Your goal ->
Output only how many lines below contain "JSON".

[Excerpts from an interface dataset]
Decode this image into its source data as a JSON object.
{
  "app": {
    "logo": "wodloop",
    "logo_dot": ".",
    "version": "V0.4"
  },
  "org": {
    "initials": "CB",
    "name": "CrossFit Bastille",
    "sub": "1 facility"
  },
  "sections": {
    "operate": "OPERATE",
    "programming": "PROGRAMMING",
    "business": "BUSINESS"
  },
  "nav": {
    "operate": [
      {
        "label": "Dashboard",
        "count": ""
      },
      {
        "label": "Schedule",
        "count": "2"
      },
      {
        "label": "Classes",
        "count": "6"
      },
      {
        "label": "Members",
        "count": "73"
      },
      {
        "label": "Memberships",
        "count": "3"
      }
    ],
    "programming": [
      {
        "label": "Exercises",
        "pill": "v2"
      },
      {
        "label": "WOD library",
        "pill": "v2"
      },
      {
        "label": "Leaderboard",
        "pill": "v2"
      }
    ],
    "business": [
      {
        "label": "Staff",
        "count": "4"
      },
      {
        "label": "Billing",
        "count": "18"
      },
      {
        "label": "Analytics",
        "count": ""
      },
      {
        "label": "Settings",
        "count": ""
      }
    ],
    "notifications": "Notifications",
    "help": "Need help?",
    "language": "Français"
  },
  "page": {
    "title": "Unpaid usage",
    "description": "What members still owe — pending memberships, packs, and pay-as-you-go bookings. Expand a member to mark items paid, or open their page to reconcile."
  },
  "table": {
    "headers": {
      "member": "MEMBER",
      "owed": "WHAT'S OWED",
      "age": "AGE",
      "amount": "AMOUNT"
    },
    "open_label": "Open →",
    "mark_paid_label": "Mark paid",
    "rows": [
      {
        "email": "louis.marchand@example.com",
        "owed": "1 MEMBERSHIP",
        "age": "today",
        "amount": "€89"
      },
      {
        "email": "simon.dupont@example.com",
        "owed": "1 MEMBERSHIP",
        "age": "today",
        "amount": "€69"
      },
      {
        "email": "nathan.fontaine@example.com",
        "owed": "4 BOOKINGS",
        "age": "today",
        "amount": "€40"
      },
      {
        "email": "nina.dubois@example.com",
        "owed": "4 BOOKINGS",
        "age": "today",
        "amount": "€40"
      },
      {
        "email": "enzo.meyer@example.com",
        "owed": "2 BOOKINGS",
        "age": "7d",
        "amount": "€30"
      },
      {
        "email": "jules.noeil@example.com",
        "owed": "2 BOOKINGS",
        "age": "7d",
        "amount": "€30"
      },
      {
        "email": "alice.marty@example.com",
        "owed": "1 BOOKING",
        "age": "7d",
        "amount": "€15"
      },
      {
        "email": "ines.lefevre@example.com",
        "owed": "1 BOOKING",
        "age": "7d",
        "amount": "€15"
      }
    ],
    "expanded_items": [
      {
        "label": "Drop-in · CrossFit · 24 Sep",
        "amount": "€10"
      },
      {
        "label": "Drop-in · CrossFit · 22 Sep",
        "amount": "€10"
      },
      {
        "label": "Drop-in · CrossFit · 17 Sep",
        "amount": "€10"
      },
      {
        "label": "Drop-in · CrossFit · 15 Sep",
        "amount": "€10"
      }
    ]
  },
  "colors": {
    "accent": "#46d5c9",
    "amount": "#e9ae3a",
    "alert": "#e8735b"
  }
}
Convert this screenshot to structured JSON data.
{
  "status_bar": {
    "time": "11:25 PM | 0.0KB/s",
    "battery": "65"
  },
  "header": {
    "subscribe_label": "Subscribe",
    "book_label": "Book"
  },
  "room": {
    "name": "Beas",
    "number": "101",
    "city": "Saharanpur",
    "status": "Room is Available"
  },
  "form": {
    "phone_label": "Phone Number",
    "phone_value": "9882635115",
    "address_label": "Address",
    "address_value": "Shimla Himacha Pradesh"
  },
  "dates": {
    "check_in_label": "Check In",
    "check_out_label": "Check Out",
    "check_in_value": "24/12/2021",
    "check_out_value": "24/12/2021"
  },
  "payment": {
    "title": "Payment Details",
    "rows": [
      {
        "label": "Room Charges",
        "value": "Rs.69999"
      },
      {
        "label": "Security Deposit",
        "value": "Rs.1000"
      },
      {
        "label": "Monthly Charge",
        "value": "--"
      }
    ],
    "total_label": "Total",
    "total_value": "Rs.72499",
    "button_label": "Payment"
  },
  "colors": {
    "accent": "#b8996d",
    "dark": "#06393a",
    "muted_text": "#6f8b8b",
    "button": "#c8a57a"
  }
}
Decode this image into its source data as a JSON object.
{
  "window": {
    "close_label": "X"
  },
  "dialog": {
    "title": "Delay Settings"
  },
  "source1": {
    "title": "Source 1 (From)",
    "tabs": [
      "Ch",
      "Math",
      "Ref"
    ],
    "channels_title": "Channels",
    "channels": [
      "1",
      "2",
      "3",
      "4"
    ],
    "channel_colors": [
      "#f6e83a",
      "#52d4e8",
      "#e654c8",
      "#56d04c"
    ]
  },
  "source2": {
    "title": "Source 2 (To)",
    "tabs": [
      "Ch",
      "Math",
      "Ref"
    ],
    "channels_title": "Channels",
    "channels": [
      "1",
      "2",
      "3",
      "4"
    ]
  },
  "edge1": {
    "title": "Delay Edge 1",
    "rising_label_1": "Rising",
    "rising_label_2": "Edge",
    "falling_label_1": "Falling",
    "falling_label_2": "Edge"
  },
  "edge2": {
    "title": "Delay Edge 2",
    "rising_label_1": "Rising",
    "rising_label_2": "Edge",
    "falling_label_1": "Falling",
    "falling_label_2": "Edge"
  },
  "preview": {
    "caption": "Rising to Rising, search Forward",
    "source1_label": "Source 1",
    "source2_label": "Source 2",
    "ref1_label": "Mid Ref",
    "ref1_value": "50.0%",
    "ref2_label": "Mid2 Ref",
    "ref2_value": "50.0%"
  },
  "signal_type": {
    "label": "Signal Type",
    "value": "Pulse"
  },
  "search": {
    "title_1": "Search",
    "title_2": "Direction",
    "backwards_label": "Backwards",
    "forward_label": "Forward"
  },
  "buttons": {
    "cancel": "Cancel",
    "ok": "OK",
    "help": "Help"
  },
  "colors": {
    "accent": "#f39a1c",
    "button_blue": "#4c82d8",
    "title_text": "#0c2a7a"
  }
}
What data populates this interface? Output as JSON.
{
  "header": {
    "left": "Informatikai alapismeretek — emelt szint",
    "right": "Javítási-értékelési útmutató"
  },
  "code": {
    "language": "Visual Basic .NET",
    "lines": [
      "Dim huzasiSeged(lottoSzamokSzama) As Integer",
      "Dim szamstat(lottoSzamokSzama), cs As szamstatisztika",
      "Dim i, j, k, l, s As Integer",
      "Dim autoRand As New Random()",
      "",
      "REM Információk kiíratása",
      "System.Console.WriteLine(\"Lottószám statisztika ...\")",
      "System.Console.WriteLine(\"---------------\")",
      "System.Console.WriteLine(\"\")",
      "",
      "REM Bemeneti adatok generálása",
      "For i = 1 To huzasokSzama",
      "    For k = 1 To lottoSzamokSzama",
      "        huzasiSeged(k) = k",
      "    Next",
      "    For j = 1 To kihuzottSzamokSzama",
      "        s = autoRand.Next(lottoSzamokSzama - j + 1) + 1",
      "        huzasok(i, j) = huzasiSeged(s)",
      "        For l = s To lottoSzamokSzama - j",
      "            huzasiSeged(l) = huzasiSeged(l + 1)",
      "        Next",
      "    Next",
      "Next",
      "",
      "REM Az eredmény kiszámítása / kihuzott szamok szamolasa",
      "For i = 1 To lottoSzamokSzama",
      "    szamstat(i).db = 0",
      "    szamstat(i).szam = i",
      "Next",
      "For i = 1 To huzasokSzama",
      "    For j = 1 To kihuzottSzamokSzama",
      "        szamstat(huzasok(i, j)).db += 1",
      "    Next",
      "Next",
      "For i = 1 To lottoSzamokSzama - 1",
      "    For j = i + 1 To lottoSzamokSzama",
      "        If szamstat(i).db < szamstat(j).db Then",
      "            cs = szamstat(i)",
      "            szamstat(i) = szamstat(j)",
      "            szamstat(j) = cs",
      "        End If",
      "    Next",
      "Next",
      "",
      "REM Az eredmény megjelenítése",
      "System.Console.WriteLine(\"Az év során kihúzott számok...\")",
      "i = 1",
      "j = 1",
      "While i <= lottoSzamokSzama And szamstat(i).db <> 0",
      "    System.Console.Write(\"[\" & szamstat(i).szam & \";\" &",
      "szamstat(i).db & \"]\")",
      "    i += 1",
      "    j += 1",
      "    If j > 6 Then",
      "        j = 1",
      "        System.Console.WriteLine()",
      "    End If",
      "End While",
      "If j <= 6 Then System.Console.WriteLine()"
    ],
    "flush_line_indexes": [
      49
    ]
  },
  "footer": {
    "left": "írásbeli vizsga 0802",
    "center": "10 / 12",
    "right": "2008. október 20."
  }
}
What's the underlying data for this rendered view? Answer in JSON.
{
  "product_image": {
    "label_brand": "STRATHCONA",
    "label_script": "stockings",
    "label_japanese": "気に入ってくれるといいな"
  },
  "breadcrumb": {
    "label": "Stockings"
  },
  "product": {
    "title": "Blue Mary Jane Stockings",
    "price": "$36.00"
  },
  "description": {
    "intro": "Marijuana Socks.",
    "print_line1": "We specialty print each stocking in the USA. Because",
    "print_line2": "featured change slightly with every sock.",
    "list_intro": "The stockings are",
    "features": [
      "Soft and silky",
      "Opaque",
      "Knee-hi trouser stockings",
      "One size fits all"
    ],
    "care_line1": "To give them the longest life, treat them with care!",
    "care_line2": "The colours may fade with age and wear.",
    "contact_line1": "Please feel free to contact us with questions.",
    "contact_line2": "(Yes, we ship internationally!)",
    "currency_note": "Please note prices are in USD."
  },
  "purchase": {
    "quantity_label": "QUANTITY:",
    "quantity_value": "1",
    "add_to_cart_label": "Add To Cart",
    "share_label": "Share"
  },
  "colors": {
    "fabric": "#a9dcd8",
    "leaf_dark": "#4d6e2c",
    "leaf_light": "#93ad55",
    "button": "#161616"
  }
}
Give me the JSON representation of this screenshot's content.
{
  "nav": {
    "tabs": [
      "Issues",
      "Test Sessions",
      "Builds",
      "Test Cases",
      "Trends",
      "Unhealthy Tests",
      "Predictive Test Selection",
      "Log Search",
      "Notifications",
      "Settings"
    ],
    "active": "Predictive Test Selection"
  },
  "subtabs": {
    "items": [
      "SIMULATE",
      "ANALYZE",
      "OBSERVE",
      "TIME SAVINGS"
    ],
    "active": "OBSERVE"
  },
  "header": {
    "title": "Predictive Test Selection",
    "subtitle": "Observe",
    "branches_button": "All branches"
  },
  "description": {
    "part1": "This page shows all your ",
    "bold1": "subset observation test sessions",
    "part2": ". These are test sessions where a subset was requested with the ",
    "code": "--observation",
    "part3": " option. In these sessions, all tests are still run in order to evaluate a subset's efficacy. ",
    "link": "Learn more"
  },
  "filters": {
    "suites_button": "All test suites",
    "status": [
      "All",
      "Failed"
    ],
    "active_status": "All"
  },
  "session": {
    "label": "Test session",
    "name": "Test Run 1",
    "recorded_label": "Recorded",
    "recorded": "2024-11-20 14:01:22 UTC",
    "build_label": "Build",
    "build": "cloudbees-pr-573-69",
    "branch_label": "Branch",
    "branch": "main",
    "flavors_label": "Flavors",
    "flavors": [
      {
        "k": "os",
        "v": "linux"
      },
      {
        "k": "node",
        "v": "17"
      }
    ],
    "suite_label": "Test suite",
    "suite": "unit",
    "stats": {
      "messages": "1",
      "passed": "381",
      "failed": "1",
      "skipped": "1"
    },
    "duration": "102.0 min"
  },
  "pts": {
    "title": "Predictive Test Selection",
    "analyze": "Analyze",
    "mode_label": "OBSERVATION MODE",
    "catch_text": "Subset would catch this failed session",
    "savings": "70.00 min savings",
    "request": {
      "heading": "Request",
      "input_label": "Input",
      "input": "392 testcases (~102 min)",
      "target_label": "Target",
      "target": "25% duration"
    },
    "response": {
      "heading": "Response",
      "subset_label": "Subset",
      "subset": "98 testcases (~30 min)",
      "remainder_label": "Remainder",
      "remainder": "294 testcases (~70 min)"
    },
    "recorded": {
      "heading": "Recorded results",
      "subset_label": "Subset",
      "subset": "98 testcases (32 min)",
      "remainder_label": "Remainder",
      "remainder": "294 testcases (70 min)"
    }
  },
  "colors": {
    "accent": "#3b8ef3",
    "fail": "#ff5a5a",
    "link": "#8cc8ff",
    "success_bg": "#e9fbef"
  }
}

Solution below ->
6